    Every American pol – incumbent chiefs and wannabees alike – should employ a moth-piece to contain the urge to fly toward the limelight. Enough pointless fluttering on talk shows, okay? We'll exempt Obama, not because he gives good press, though he does, but because he's our chief-in-chief.

    Moth-pieces aren't to be confused with cod-pieces, which only our female pols need.

  13. Zwicky Arnold said,

    August 1, 2009 @ 11:01 am

    To Janice Huth Byer: the original text had "month-piece", and I corrected the "n". But I'm charmed by the idea of moth-pieces.

  14. Morgan said,

    August 1, 2009 @ 12:49 pm

    May I suggest to all interested the wholly excellent book Speaking for the Chief: Okyeame and the Politics of Akan Royal Oratory by Kwesi Yankah? This text was used in a class I took on Akan communication practices in Indiana University's linguistics department, and it is a very in-depth examination of the roles of these mistranslated "linguists". Highly recommended.

  15. dr pepper said,

    August 1, 2009 @ 2:42 pm

    The word "griot" had a popularity surge during the controversy over the authenticity of "Roots". The usual claims about the amazing fidelity of oral history and the high ethical standards of professional rememberers were made.

  16. Zora said,

    August 2, 2009 @ 3:51 am

    Tongan and Samoan chiefs (South Pacific) are represented by matapule (could be translated as "face of power"), who know the specialized vocabulary appropriate for formal occasions. There are numbers used only in counting pigs or yams given in ceremonial prestations. There are words that must be avoided, and replaced by euphemisms.

  17. Zwicky Arnold said,

    August 2, 2009 @ 12:21 pm

    What struck me about the site that Mae Sander linked to was not so much the Akan social role discussed there, but the use of the English word linguist to refer to someone in this role: yet another sense of the word. Sander has now posted a bit more, with photos, here.

    There's still the question of how best to refer to this role in English.

  18. mark said,

    August 3, 2009 @ 2:22 am

    Yeah, when I tell people in Ghana what I do, I always have to add "but not an ɔtsiame!" (the Twi word for this role).

    For another linguistic twist to this issue, consider the fact that these systems of triadic communication (communication through a third person) have been linked to certain grammatical features of West-African languages, e.g. logophoric pronouns (Ameka 2004).

    Ameka, Felix K. 2004. Grammar and cultural practices: The grammaticalization of triadic communication in West-African languages. Journal of West African Languages 30, no. 2: 5-27.

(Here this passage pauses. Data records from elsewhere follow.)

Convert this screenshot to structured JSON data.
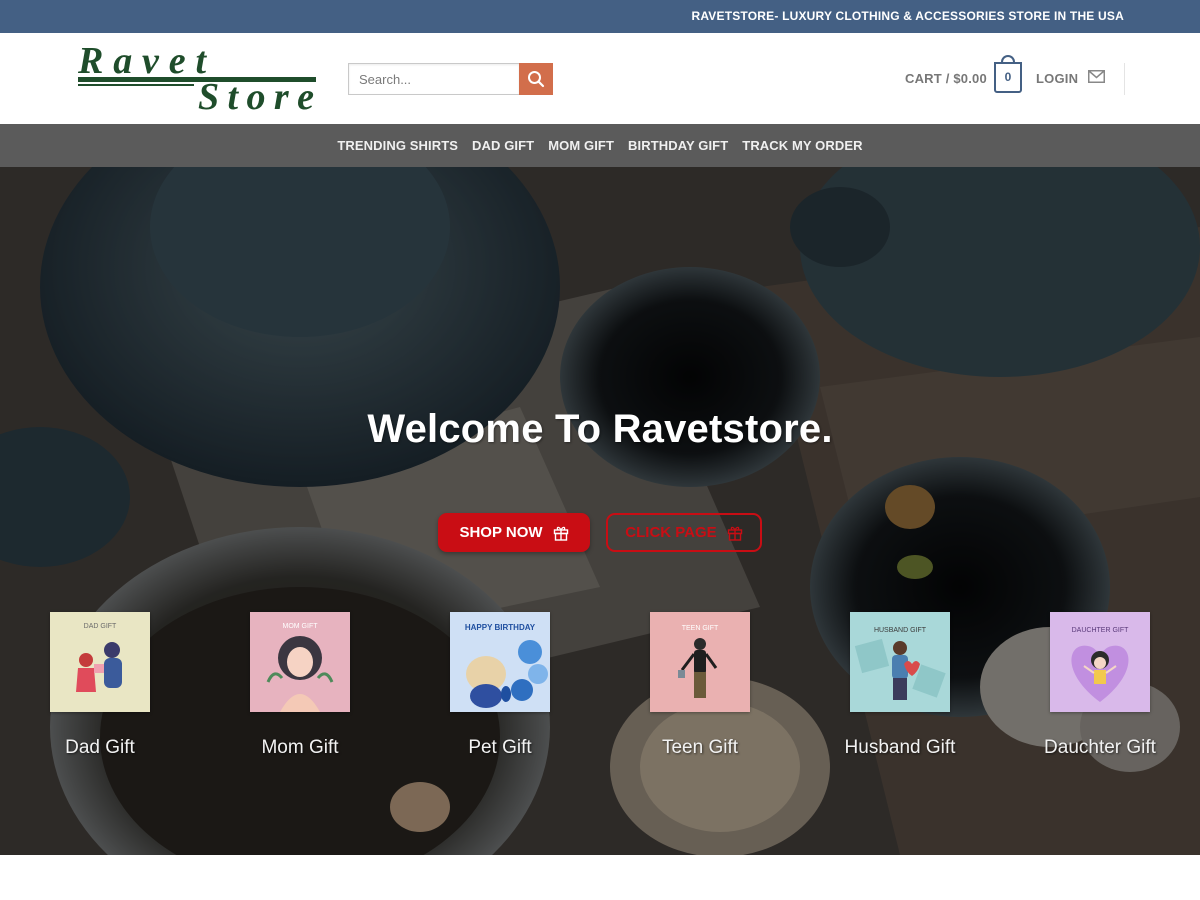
{
  "topbar": {
    "text": "RAVETSTORE- LUXURY CLOTHING & ACCESSORIES STORE IN THE USA"
  },
  "header": {
    "logo": {
      "line1": "Ravet",
      "line2": "Store"
    },
    "search": {
      "placeholder": "Search..."
    },
    "cart": {
      "label": "CART / $0.00",
      "count": "0"
    },
    "login_label": "LOGIN"
  },
  "nav": {
    "items": [
      {
        "label": "TRENDING SHIRTS"
      },
      {
        "label": "DAD GIFT"
      },
      {
        "label": "MOM GIFT"
      },
      {
        "label": "BIRTHDAY GIFT"
      },
      {
        "label": "TRACK MY ORDER"
      }
    ]
  },
  "hero": {
    "title": "Welcome To Ravetstore.",
    "shop_now_label": "SHOP NOW",
    "click_page_label": "CLICK PAGE"
  },
  "categories": [
    {
      "label": "Dad Gift",
      "thumb_text": "DAD GIFT",
      "thumb_color": "#e9e6c4",
      "icon": "dad-gift-image"
    },
    {
      "label": "Mom Gift",
      "thumb_text": "MOM GIFT",
      "thumb_color": "#e7b3bf",
      "icon": "mom-gift-image"
    },
    {
      "label": "Pet Gift",
      "thumb_text": "HAPPY BIRTHDAY",
      "thumb_color": "#cfe0f5",
      "icon": "pet-gift-image"
    },
    {
      "label": "Teen Gift",
      "thumb_text": "TEEN GIFT",
      "thumb_color": "#eab1b1",
      "icon": "teen-gift-image"
    },
    {
      "label": "Husband Gift",
      "thumb_text": "HUSBAND GIFT",
      "thumb_color": "#a9d8d9",
      "icon": "husband-gift-image"
    },
    {
      "label": "Dauchter Gift",
      "thumb_text": "DAUCHTER GIFT",
      "thumb_color": "#d9b9ea",
      "icon": "daughter-gift-image"
    }
  ],
  "colors": {
    "topbar": "#446084",
    "search_button": "#d26e4b",
    "navbar": "#5b5b5b",
    "primary_red": "#c90d14",
    "logo_green": "#1f4d2b"
  }
}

  19. tom mears said,

    August 6, 2009 @ 12:51 pm

    This brings to mind the old Doonesbury cartoons of Honey translating for Mao.

RSS feed for comments on this post